There’s also the type of protein to be used. If your hair is severely breaking because it’s weak and fragile, you need a heavy duty protein treatment. This is usually the case for those with relaxed black hair.
After a protein treatment, you need to balance all of that strength out with moisture – deep conditioning.
Check out this article: The Shocking Truth About Protein Use on Your Hair
VII. Length Retention Tips
Experiencing black hair growth has a great deal to do with retaining the length you grow. As mentioned earlier, you have a lot more to do to retain length than you do to grow it.
Here’s what you can do to retain the length you grow. Do as many of these as possible for maximum results:
Keep Your Hair Stretched
If you allow your naturally kinky hair to coil up on itself, that’s more change for tangling and ultimately breakage. An excellent way to reduce hair breakage so you can retain much more length is to keep your hair stretched.
Do protective styles that do not add stress to your hair and that do not require excessive manipulation to do or redo. Your ends need to be fully tucked away for the style to be truly protective.
Low manipulation styles
Hairstyles that require very little handling of your hair to do and/or maintain. They may or may not be protective. For example, buns, braids, and twist outs
Protection at all times
Protect your hair from breakage as much as possible. This goes beyond the styling process. Here are some scenarios where your hair can be exposed to breakage and solutions to experience less breakage:
- Sleeping on uncovered hair

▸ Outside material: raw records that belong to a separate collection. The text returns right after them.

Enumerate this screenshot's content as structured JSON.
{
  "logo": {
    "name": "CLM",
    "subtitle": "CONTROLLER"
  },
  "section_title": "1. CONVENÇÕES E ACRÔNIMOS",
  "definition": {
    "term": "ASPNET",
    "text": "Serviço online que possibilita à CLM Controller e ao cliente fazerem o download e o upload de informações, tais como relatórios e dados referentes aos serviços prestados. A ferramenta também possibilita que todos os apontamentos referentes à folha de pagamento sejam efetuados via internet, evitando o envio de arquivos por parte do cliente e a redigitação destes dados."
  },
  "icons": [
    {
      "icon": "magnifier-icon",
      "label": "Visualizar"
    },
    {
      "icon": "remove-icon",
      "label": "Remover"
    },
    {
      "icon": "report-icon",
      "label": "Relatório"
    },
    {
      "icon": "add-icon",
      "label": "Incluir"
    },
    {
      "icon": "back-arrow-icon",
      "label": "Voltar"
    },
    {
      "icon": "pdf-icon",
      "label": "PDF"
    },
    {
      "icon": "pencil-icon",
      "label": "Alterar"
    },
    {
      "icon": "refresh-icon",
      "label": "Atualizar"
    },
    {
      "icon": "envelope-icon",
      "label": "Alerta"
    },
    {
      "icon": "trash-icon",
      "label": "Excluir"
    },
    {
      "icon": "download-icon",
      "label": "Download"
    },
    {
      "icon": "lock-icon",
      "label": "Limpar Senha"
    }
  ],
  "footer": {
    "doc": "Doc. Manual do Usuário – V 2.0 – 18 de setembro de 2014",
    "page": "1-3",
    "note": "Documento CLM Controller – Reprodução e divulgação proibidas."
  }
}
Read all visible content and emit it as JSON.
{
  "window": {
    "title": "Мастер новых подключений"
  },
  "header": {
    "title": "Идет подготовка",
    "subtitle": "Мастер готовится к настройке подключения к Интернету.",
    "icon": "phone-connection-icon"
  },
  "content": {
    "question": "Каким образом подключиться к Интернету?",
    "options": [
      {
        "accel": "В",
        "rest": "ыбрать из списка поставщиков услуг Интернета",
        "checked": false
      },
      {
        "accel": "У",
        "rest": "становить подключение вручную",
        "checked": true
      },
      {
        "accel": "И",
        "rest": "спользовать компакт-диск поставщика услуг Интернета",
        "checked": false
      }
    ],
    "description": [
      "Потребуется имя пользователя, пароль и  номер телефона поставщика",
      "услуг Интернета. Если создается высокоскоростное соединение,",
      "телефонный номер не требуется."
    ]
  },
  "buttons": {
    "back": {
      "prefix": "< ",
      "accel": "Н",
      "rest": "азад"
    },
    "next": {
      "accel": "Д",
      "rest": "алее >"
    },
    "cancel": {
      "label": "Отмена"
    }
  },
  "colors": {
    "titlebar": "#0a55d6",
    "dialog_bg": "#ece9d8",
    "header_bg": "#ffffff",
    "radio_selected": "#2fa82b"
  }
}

Solution: use a silk/satin scarf and/or a silk/satin pillowcase)
- When commuting on public transportation
Solution: put your hair up until you reach your destination.
- Handling when doing your hair routines (cleansing, detangling, stretching, drying, straightening)
Solutions: Work in sections, use latex like gloves when cleansing/detangling; Gently stretch hair with a warm dryer or method that doesn’t put a lot of stress on your hair; use a high quality heat protectant and don’t straighten your hair often. Stretching is important for length retention. Straightening should be done on rare occasion (ex: no more than 4 times a year)
- Cut out all the trimming
Solution: Trim your hair as needed. There is no set timeframe for how often you need to trim. It’s solely based on your hair care habits. One thing a lot of the ladies photographed above have in common is they don’t trim their hair constantly. Here’s something to chew on: If you aren’t doing a lot to damage your hair, there’s no need to cut it often. To recognize more length, stop cutting off perfectly good hair, buying into the notion that you need regular trims to grow black hair. Our hair grows . This may require you to take responsibility for trimming your own hair.
The Truth About Hair Growth Secrets for Black Hair
Growing black hair may take a long time. It’s not a process you can rush. With hair growing an average of just a 1/2 inch per month, it will take you at least a year to grown 6 measly inches.
Yes, you can accelerate the process slightly with the techniques shared above but in full transparency, what’s required to grow your hair long is consistency with your hair routines. Then, patience is needed to stay the course.
Hair growth secrets for black hair are simply a laundry list of things that you don’t know to do or not do to your hair. It’s only a secret when you don’t know them. Now, you do so happy growing!